Lauren Hill inspires to never give up

Hill plays in her first collegiate game despite being terminally ill. (AP Photo)
Hill plays in her first collegiate game despite being terminally ill. (AP Photo)

It was assumed that the basketball world would center around Cleveland this week, as Lebron James returned to the Cavaliers. But as it turns out, the state of Ohio was home to an even greater basketball memory for the sports world. The country’s attention turned to Cincinnati’s Lauren Hill, an incredibly courageous young woman, whose story reminds us all why we love sports.

Hill is a freshman basketball player at Division III Mount St. Joseph Academy, and like many other young girls, her dream was always to play a college basketball game. But after months of question marks about whether she’d live to see that day, her dream came true on Sunday afternoon on the basketball court at MSJ.

Hill suffers from a rare form of brain cancer called Diffuse Intrinsic Pontine Glioma (DIPG). It is an incurable disease that affects about 100 people in the U.S. every year. It is typically seen in young children and only a small percentage of people live over two years following their diagnosis. DIPG currently has a zero percent survival rate, according to an article on ESPN.go.com.

She was diagnosed with DIPG a month after she committed to play for Mount St. Joseph.  Rather than losing hope, Hill kept fighting to achieve her dream of playing college basketball and has become a spokesperson and an advocate for more research for this rare and deadly disease.

Over the past few weeks, Hill has been a social media phenomenon. The #Layup4Lauren Challenge has become very popular throughout the sports community. The objective of the challenge is to record yourself spinning around five times and making a left-handed layup. If you are unsuccessful, you are supposed to donate $10 to The Cure Starts Now. The idea behind the challenge is to give athletes and fans a perspective about what she deals with playing basketball.
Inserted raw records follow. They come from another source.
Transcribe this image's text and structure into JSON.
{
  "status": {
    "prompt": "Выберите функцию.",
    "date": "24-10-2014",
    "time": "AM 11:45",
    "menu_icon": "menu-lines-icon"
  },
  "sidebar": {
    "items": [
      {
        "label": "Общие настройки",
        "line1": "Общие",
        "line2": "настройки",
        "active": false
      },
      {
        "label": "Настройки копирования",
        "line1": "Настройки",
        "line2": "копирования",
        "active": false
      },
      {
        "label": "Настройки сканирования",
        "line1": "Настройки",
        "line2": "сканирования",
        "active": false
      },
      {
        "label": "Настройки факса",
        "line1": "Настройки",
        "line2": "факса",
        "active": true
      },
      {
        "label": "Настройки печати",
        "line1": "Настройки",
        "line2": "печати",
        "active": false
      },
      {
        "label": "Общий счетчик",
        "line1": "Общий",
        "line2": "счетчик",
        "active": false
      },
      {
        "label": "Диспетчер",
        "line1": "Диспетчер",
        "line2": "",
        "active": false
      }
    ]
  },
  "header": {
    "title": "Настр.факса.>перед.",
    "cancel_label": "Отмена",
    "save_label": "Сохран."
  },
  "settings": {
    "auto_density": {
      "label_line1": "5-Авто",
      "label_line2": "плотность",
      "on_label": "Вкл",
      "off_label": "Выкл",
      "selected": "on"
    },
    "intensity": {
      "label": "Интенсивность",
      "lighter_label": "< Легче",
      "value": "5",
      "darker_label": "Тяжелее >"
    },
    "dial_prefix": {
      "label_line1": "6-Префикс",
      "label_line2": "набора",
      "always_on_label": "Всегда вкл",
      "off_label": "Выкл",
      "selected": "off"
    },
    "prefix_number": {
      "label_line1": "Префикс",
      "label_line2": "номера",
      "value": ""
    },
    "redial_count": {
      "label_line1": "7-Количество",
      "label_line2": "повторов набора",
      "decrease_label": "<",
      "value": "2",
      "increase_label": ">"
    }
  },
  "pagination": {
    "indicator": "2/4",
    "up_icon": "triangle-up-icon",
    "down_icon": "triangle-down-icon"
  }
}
Tumors related to DIPG have caused Lauren to have migraines and has weakened the right side of her body, causing her to become more left hand dominant on the basketball court.

The challenge has been undertaken by Lebron James, WNBA legend Becky Hammon, Bengals Quarterback Andy Dalton, the entire Kentucky basketball team, and many others. Along with the challenge, Hill’s story has been inspiring to millions of people, including Seahawks corner Richard Sherman and U.S. women’s soccer legend Mia Hamm. Bengals defensive tackle Devon Still, whose daughter is fighting through cancer, wore the words “Lauren Strong” on his eye black during the Bengals’ game this Sunday.  Her story has also raised tremendous awareness about DIPG.

The Lauren Hill story culminated this past weekend when Mount St. Joseph played Hiram College. This game was originally scheduled for Saturday, Nov. 15 but both coaches agreed to move the game because it was uncertain whether Hill would have the strength to play in the originally scheduled game. Last year, Mount St. Joseph averaged 129 fans a game at home games, but this game had to be moved to Xavier’s Cintas Center, where the stadium’s capacity of over 10,000 seats sold out in less than a day. The game was also shown on various media outlets, most notably via live stream on FOX Sports GO.

All who saw or followed this game were witness to many emotional and exciting moments. Hill scored the first basket of the game on one of her “signature” left handed layups. She also scored the final basket of Mount St. Joseph’s 66-55 victory. At halftime, Hill received the Pat Summit Courage Award, which is usually given out during the women’s final four, but the selection committee unanimously decided to give her the award at this game.

After the game, Hill said in an interview, “Let’s not call this my last game. Let’s call this my first collegiate game.”

Lauren Hill is a truly inspirational athlete. From the time we were little kids, we’ve always been told to play sports with everything we have. We would take it for granted because we just expect that there will be a next game. In Lauren’s case, there very well might not be a next game, or even a next day. We can all learn a lesson from Hill that tomorrow is not guaranteed, so make sure to give your all toward whatever your passion may be.